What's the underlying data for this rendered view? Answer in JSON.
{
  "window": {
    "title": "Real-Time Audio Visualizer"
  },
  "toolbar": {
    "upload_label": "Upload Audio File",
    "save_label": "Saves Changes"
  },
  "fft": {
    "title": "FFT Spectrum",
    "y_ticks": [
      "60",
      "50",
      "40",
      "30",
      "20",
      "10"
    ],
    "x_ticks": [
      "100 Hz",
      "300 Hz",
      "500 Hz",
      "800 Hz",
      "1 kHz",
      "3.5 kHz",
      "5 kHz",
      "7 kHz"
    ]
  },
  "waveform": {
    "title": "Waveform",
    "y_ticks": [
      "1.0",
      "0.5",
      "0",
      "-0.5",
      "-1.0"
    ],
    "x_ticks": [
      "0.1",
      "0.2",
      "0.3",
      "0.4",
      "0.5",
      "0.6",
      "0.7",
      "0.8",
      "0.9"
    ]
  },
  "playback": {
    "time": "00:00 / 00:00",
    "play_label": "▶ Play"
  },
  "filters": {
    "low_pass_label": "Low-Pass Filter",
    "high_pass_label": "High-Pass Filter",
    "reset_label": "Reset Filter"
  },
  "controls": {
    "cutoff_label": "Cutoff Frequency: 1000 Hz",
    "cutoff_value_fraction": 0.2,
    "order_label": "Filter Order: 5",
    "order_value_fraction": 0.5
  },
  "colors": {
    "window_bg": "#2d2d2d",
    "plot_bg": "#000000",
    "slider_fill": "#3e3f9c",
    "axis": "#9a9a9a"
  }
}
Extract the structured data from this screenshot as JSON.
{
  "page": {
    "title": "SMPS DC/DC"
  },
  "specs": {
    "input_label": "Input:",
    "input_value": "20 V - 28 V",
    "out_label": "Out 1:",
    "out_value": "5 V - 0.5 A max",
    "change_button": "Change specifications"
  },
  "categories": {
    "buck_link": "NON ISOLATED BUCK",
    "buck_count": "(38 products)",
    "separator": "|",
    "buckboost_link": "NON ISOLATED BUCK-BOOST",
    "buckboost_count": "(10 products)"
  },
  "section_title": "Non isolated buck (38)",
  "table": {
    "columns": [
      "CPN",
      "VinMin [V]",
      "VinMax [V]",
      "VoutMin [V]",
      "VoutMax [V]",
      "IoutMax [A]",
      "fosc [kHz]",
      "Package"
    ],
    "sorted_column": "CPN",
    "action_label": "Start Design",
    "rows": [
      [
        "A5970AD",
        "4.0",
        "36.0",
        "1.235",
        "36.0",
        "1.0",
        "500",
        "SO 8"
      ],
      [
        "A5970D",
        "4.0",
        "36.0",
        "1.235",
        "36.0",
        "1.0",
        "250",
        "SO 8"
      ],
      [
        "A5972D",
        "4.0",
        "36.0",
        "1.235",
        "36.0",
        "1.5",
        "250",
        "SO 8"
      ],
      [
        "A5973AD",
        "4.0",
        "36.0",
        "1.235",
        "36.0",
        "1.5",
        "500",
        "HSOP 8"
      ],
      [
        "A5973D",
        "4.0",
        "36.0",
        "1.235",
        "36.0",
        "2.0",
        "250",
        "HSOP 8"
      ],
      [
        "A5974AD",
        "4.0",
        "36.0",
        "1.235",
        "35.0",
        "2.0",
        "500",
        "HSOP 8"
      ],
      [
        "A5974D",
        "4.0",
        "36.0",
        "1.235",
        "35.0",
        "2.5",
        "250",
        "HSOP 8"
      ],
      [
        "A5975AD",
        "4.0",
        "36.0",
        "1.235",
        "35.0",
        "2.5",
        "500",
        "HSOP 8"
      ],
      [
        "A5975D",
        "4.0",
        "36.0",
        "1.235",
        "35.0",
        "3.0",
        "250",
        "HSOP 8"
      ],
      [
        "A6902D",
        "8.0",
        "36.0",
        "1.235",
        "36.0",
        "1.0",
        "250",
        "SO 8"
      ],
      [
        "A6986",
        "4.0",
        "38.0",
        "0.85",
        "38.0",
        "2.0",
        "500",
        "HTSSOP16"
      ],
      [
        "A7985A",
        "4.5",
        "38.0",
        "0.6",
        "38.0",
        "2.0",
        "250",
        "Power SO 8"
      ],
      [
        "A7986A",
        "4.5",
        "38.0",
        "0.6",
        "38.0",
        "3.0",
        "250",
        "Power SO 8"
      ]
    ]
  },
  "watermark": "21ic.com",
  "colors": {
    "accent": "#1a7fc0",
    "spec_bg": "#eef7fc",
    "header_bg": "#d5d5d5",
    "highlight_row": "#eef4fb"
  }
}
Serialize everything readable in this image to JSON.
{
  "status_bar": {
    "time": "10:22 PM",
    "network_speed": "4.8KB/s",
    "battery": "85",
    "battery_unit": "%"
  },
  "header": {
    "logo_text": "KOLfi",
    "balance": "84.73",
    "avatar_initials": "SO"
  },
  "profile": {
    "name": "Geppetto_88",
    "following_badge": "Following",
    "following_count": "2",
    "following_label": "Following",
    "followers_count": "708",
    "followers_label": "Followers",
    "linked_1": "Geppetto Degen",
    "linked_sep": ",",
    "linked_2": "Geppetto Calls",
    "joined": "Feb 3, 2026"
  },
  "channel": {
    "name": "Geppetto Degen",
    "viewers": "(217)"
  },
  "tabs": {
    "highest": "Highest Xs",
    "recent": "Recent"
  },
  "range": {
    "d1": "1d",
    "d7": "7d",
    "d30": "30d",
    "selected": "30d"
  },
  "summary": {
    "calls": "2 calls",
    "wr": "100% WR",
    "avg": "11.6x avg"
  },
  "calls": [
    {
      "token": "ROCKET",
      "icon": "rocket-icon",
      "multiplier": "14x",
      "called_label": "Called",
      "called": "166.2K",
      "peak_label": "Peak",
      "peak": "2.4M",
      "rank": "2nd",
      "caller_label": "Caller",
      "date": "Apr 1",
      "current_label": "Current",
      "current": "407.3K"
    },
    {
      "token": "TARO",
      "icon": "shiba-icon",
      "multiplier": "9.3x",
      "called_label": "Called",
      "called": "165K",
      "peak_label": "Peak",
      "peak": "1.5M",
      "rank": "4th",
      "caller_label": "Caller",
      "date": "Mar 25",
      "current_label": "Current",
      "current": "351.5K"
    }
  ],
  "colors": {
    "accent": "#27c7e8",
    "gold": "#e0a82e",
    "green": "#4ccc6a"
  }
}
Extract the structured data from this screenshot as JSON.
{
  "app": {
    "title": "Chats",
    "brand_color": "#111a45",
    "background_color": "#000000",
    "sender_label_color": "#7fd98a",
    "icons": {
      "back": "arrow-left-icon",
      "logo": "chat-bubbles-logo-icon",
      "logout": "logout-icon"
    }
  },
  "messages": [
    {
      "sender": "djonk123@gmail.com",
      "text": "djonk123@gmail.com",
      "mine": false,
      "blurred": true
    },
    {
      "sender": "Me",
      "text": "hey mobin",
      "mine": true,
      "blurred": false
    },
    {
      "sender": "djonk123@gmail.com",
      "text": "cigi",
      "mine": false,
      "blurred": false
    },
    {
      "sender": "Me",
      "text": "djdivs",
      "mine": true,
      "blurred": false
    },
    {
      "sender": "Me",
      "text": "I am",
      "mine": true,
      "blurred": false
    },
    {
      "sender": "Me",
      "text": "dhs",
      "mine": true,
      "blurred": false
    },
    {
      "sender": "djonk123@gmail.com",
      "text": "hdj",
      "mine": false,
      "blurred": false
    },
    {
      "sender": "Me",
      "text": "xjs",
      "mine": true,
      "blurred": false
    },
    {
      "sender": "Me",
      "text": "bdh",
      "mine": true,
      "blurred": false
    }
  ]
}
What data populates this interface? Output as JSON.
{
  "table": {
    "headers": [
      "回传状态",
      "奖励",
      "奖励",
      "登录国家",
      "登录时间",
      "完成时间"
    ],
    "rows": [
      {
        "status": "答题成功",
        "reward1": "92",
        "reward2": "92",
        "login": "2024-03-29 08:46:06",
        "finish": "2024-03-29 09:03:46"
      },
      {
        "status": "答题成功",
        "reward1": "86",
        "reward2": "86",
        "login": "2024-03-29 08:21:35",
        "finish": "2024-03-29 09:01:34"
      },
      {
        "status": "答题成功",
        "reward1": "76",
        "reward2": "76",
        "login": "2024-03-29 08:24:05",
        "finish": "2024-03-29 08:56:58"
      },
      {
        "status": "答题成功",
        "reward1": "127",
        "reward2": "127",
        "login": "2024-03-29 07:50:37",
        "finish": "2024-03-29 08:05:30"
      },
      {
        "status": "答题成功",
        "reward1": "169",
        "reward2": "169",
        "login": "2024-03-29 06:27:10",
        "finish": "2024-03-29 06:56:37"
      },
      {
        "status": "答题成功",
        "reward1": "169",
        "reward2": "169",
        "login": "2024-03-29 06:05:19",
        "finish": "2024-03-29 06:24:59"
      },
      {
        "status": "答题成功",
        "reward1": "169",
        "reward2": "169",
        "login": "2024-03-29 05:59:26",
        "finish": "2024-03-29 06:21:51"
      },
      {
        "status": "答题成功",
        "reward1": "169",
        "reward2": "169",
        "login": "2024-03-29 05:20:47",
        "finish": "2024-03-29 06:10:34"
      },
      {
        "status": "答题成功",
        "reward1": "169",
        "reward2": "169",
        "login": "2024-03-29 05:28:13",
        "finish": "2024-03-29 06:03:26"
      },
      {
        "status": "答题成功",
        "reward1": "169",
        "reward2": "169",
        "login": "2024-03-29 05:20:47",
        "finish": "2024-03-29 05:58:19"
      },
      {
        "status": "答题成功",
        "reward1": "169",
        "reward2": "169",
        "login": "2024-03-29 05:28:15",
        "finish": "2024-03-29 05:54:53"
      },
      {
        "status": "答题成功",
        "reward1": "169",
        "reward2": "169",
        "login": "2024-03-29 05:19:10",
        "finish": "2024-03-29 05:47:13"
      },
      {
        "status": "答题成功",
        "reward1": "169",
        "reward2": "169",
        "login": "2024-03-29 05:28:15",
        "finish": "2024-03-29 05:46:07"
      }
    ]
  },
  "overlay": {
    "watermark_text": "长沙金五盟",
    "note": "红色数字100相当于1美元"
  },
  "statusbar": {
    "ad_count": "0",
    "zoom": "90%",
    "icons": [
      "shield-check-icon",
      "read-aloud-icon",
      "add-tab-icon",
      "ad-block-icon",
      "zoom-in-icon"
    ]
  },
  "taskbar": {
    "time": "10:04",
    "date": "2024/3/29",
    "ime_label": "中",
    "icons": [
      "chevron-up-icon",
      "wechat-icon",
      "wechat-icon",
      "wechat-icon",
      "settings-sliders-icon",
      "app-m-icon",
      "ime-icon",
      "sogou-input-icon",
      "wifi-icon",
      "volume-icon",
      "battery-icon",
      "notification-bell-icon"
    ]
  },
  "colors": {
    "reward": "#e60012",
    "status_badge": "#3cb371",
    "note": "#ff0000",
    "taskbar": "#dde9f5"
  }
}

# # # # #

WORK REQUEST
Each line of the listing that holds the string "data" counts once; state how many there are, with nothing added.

YOUR SOLUTION
4